« Reply #1589 on: January 31, 2013, 05:36:22 PM »
been on a bit of a binge since christmas, been getting into short story cycles especially

so good, one of my favourite books ive read probably. if you've read/liked in our time by hemingway you should read this... or read it anyway. really awesome series of interconnecting stories/vignettes about people in this town and their hopes, unrealised desires, etc


one of my fav steinbeck books ive read, quite unlike a lot of his other stuff too, formally cool again. similar concept to winesburg ohio except is around the pastures of heaven, a valley in cali. thematically similar too. some really great stories in here that have stuck in my memory


collection of short stories, vignettes, prose poems, poems that concentrate on black people and the north south usa difference. really vivid imagery and feeling, really formally unlike anything ive read

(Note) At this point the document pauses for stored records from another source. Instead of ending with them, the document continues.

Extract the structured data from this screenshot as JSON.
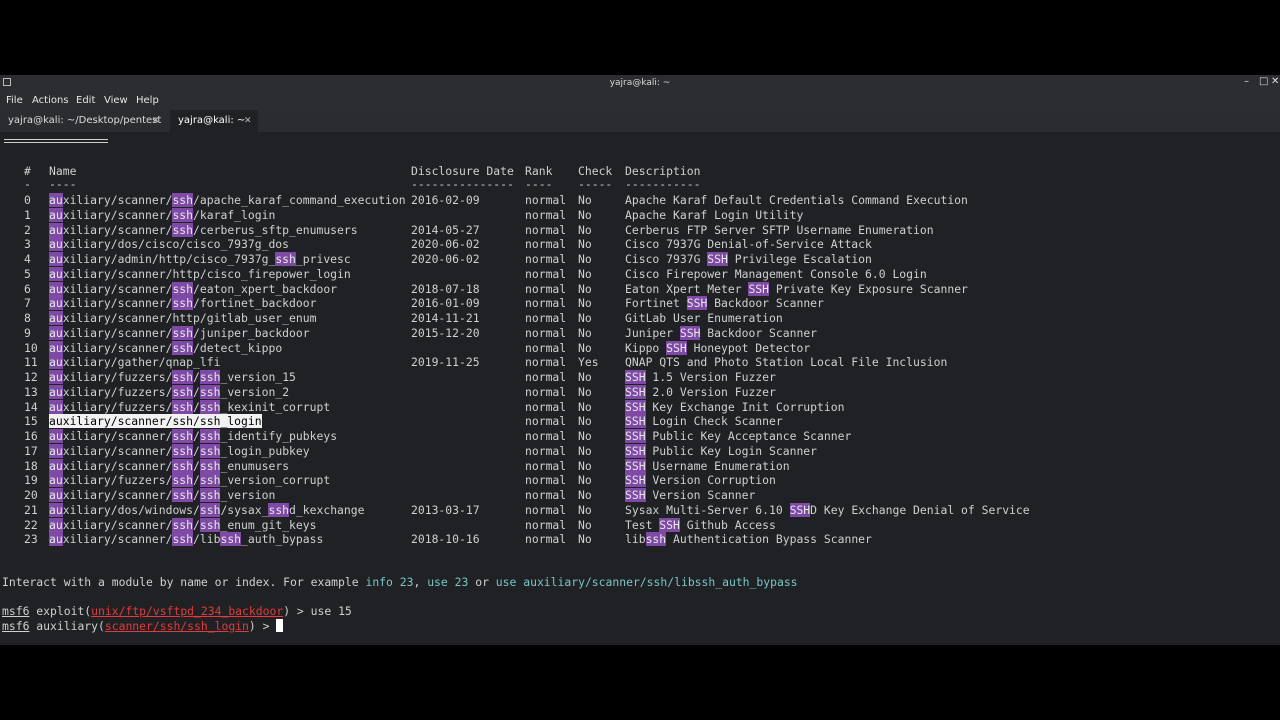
{
  "window": {
    "title": "yajra@kali: ~"
  },
  "menu": [
    "File",
    "Actions",
    "Edit",
    "View",
    "Help"
  ],
  "tabs": [
    {
      "label": "yajra@kali: ~/Desktop/pentest"
    },
    {
      "label": "yajra@kali: ~"
    }
  ],
  "table": {
    "headers": {
      "num": "#",
      "name": "Name",
      "date": "Disclosure Date",
      "rank": "Rank",
      "check": "Check",
      "desc": "Description"
    },
    "header_under": {
      "num": "-",
      "name": "----",
      "date": "---------------",
      "rank": "----",
      "check": "-----",
      "desc": "-----------"
    },
    "rows": [
      {
        "num": "0",
        "name": [
          [
            "au",
            "h"
          ],
          [
            "xiliary/scanner/",
            ""
          ],
          [
            "ssh",
            "h"
          ],
          [
            "/apache_karaf_command_execution",
            ""
          ]
        ],
        "date": "2016-02-09",
        "rank": "normal",
        "check": "No",
        "desc": [
          [
            "Apache Karaf Default Credentials Command Execution",
            ""
          ]
        ]
      },
      {
        "num": "1",
        "name": [
          [
            "au",
            "h"
          ],
          [
            "xiliary/scanner/",
            ""
          ],
          [
            "ssh",
            "h"
          ],
          [
            "/karaf_login",
            ""
          ]
        ],
        "date": "",
        "rank": "normal",
        "check": "No",
        "desc": [
          [
            "Apache Karaf Login Utility",
            ""
          ]
        ]
      },
      {
        "num": "2",
        "name": [
          [
            "au",
            "h"
          ],
          [
            "xiliary/scanner/",
            ""
          ],
          [
            "ssh",
            "h"
          ],
          [
            "/cerberus_sftp_enumusers",
            ""
          ]
        ],
        "date": "2014-05-27",
        "rank": "normal",
        "check": "No",
        "desc": [
          [
            "Cerberus FTP Server SFTP Username Enumeration",
            ""
          ]
        ]
      },
      {
        "num": "3",
        "name": [
          [
            "au",
            "h"
          ],
          [
            "xiliary/dos/cisco/cisco_7937g_dos",
            ""
          ]
        ],
        "date": "2020-06-02",
        "rank": "normal",
        "check": "No",
        "desc": [
          [
            "Cisco 7937G Denial-of-Service Attack",
            ""
          ]
        ]
      },
      {
        "num": "4",
        "name": [
          [
            "au",
            "h"
          ],
          [
            "xiliary/admin/http/cisco_7937g_",
            ""
          ],
          [
            "ssh",
            "h"
          ],
          [
            "_privesc",
            ""
          ]
        ],
        "date": "2020-06-02",
        "rank": "normal",
        "check": "No",
        "desc": [
          [
            "Cisco 7937G ",
            ""
          ],
          [
            "SSH",
            "h"
          ],
          [
            " Privilege Escalation",
            ""
          ]
        ]
      },
      {
        "num": "5",
        "name": [
          [
            "au",
            "h"
          ],
          [
            "xiliary/scanner/http/cisco_firepower_login",
            ""
          ]
        ],
        "date": "",
        "rank": "normal",
        "check": "No",
        "desc": [
          [
            "Cisco Firepower Management Console 6.0 Login",
            ""
          ]
        ]
      },
      {
        "num": "6",
        "name": [
          [
            "au",
            "h"
          ],
          [
            "xiliary/scanner/",
            ""
          ],
          [
            "ssh",
            "h"
          ],
          [
            "/eaton_xpert_backdoor",
            ""
          ]
        ],
        "date": "2018-07-18",
        "rank": "normal",
        "check": "No",
        "desc": [
          [
            "Eaton Xpert Meter ",
            ""
          ],
          [
            "SSH",
            "h"
          ],
          [
            " Private Key Exposure Scanner",
            ""
          ]
        ]
      },
      {
        "num": "7",
        "name": [
          [
            "au",
            "h"
          ],
          [
            "xiliary/scanner/",
            ""
          ],
          [
            "ssh",
            "h"
          ],
          [
            "/fortinet_backdoor",
            ""
          ]
        ],
        "date": "2016-01-09",
        "rank": "normal",
        "check": "No",
        "desc": [
          [
            "Fortinet ",
            ""
          ],
          [
            "SSH",
            "h"
          ],
          [
            " Backdoor Scanner",
            ""
          ]
        ]
      },
      {
        "num": "8",
        "name": [
          [
            "au",
            "h"
          ],
          [
            "xiliary/scanner/http/gitlab_user_enum",
            ""
          ]
        ],
        "date": "2014-11-21",
        "rank": "normal",
        "check": "No",
        "desc": [
          [
            "GitLab User Enumeration",
            ""
          ]
        ]
      },
      {
        "num": "9",
        "name": [
          [
            "au",
            "h"
          ],
          [
            "xiliary/scanner/",
            ""
          ],
          [
            "ssh",
            "h"
          ],
          [
            "/juniper_backdoor",
            ""
          ]
        ],
        "date": "2015-12-20",
        "rank": "normal",
        "check": "No",
        "desc": [
          [
            "Juniper ",
            ""
          ],
          [
            "SSH",
            "h"
          ],
          [
            " Backdoor Scanner",
            ""
          ]
        ]
      },
      {
        "num": "10",
        "name": [
          [
            "au",
            "h"
          ],
          [
            "xiliary/scanner/",
            ""
          ],
          [
            "ssh",
            "h"
          ],
          [
            "/detect_kippo",
            ""
          ]
        ],
        "date": "",
        "rank": "normal",
        "check": "No",
        "desc": [
          [
            "Kippo ",
            ""
          ],
          [
            "SSH",
            "h"
          ],
          [
            " Honeypot Detector",
            ""
          ]
        ]
      },
      {
        "num": "11",
        "name": [
          [
            "au",
            "h"
          ],
          [
            "xiliary/gather/qnap_lfi",
            ""
          ]
        ],
        "date": "2019-11-25",
        "rank": "normal",
        "check": "Yes",
        "desc": [
          [
            "QNAP QTS and Photo Station Local File Inclusion",
            ""
          ]
        ]
      },
      {
        "num": "12",
        "name": [
          [
            "au",
            "h"
          ],
          [
            "xiliary/fuzzers/",
            ""
          ],
          [
            "ssh",
            "h"
          ],
          [
            "/",
            ""
          ],
          [
            "ssh",
            "h"
          ],
          [
            "_version_15",
            ""
          ]
        ],
        "date": "",
        "rank": "normal",
        "check": "No",
        "desc": [
          [
            "SSH",
            "h"
          ],
          [
            " 1.5 Version Fuzzer",
            ""
          ]
        ]
      },
      {
        "num": "13",
        "name": [
          [
            "au",
            "h"
          ],
          [
            "xiliary/fuzzers/",
            ""
          ],
          [
            "ssh",
            "h"
          ],
          [
            "/",
            ""
          ],
          [
            "ssh",
            "h"
          ],
          [
            "_version_2",
            ""
          ]
        ],
        "date": "",
        "rank": "normal",
        "check": "No",
        "desc": [
          [
            "SSH",
            "h"
          ],
          [
            " 2.0 Version Fuzzer",
            ""
          ]
        ]
      },
      {
        "num": "14",
        "name": [
          [
            "au",
            "h"
          ],
          [
            "xiliary/fuzzers/",
            ""
          ],
          [
            "ssh",
            "h"
          ],
          [
            "/",
            ""
          ],
          [
            "ssh",
            "h"
          ],
          [
            "_kexinit_corrupt",
            ""
          ]
        ],
        "date": "",
        "rank": "normal",
        "check": "No",
        "desc": [
          [
            "SSH",
            "h"
          ],
          [
            " Key Exchange Init Corruption",
            ""
          ]
        ]
      },
      {
        "num": "15",
        "name": [
          [
            "auxiliary/scanner/ssh/ssh_login",
            "s"
          ]
        ],
        "date": "",
        "rank": "normal",
        "check": "No",
        "desc": [
          [
            "SSH",
            "h"
          ],
          [
            " Login Check Scanner",
            ""
          ]
        ]
      },
      {
        "num": "16",
        "name": [
          [
            "au",
            "h"
          ],
          [
            "xiliary/scanner/",
            ""
          ],
          [
            "ssh",
            "h"
          ],
          [
            "/",
            ""
          ],
          [
            "ssh",
            "h"
          ],
          [
            "_identify_pubkeys",
            ""
          ]
        ],
        "date": "",
        "rank": "normal",
        "check": "No",
        "desc": [
          [
            "SSH",
            "h"
          ],
          [
            " Public Key Acceptance Scanner",
            ""
          ]
        ]
      },
      {
        "num": "17",
        "name": [
          [
            "au",
            "h"
          ],
          [
            "xiliary/scanner/",
            ""
          ],
          [
            "ssh",
            "h"
          ],
          [
            "/",
            ""
          ],
          [
            "ssh",
            "h"
          ],
          [
            "_login_pubkey",
            ""
          ]
        ],
        "date": "",
        "rank": "normal",
        "check": "No",
        "desc": [
          [
            "SSH",
            "h"
          ],
          [
            " Public Key Login Scanner",
            ""
          ]
        ]
      },
      {
        "num": "18",
        "name": [
          [
            "au",
            "h"
          ],
          [
            "xiliary/scanner/",
            ""
          ],
          [
            "ssh",
            "h"
          ],
          [
            "/",
            ""
          ],
          [
            "ssh",
            "h"
          ],
          [
            "_enumusers",
            ""
          ]
        ],
        "date": "",
        "rank": "normal",
        "check": "No",
        "desc": [
          [
            "SSH",
            "h"
          ],
          [
            " Username Enumeration",
            ""
          ]
        ]
      },
      {
        "num": "19",
        "name": [
          [
            "au",
            "h"
          ],
          [
            "xiliary/fuzzers/",
            ""
          ],
          [
            "ssh",
            "h"
          ],
          [
            "/",
            ""
          ],
          [
            "ssh",
            "h"
          ],
          [
            "_version_corrupt",
            ""
          ]
        ],
        "date": "",
        "rank": "normal",
        "check": "No",
        "desc": [
          [
            "SSH",
            "h"
          ],
          [
            " Version Corruption",
            ""
          ]
        ]
      },
      {
        "num": "20",
        "name": [
          [
            "au",
            "h"
          ],
          [
            "xiliary/scanner/",
            ""
          ],
          [
            "ssh",
            "h"
          ],
          [
            "/",
            ""
          ],
          [
            "ssh",
            "h"
          ],
          [
            "_version",
            ""
          ]
        ],
        "date": "",
        "rank": "normal",
        "check": "No",
        "desc": [
          [
            "SSH",
            "h"
          ],
          [
            " Version Scanner",
            ""
          ]
        ]
      },
      {
        "num": "21",
        "name": [
          [
            "au",
            "h"
          ],
          [
            "xiliary/dos/windows/",
            ""
          ],
          [
            "ssh",
            "h"
          ],
          [
            "/sysax_",
            ""
          ],
          [
            "ssh",
            "h"
          ],
          [
            "d_kexchange",
            ""
          ]
        ],
        "date": "2013-03-17",
        "rank": "normal",
        "check": "No",
        "desc": [
          [
            "Sysax Multi-Server 6.10 ",
            ""
          ],
          [
            "SSH",
            "h"
          ],
          [
            "D Key Exchange Denial of Service",
            ""
          ]
        ]
      },
      {
        "num": "22",
        "name": [
          [
            "au",
            "h"
          ],
          [
            "xiliary/scanner/",
            ""
          ],
          [
            "ssh",
            "h"
          ],
          [
            "/",
            ""
          ],
          [
            "ssh",
            "h"
          ],
          [
            "_enum_git_keys",
            ""
          ]
        ],
        "date": "",
        "rank": "normal",
        "check": "No",
        "desc": [
          [
            "Test ",
            ""
          ],
          [
            "SSH",
            "h"
          ],
          [
            " Github Access",
            ""
          ]
        ]
      },
      {
        "num": "23",
        "name": [
          [
            "au",
            "h"
          ],
          [
            "xiliary/scanner/",
            ""
          ],
          [
            "ssh",
            "h"
          ],
          [
            "/lib",
            ""
          ],
          [
            "ssh",
            "h"
          ],
          [
            "_auth_bypass",
            ""
          ]
        ],
        "date": "2018-10-16",
        "rank": "normal",
        "check": "No",
        "desc": [
          [
            "lib",
            ""
          ],
          [
            "ssh",
            "h"
          ],
          [
            " Authentication Bypass Scanner",
            ""
          ]
        ]
      }
    ]
  },
  "interact": {
    "prefix": "Interact with a module by name or index. For example ",
    "info": "info 23",
    "sep1": ", ",
    "use": "use 23",
    "sep2": " or ",
    "use_full": "use auxiliary/scanner/ssh/libssh_auth_bypass"
  },
  "prompt1": {
    "msf": "msf6",
    "ctx": " exploit(",
    "mod": "unix/ftp/vsftpd_234_backdoor",
    "end": ") > ",
    "cmd": "use 15"
  },
  "prompt2": {
    "msf": "msf6",
    "ctx": " auxiliary(",
    "mod": "scanner/ssh/ssh_login",
    "end": ") > "
  },
  "colors": {
    "highlight": "#7e4aa6",
    "module": "#e23b3b",
    "link": "#79c6c6"
  }
}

just started this too, again a short story cycle focussing on isolation/decay in lives of ppl in fishing villages along the maine coast



so awesome, joyce is just a serously good writer. if anyone is interested i would say it would be really cool to read dubliners, then portrait, then ulysses in that order because you'll notice lots of interesting continuities, thematic linkages and stylistic/formal/experimental changes through them


had to read this for uni and its a damn long book but its damn good, probably best victorian novel ive read. george eliot was just a super intelligent perceptive badass, damn


also read Ethan Frome the other week cos id never actually read any Wharton and i thought it was a rad lil novellla, pretty sad/intense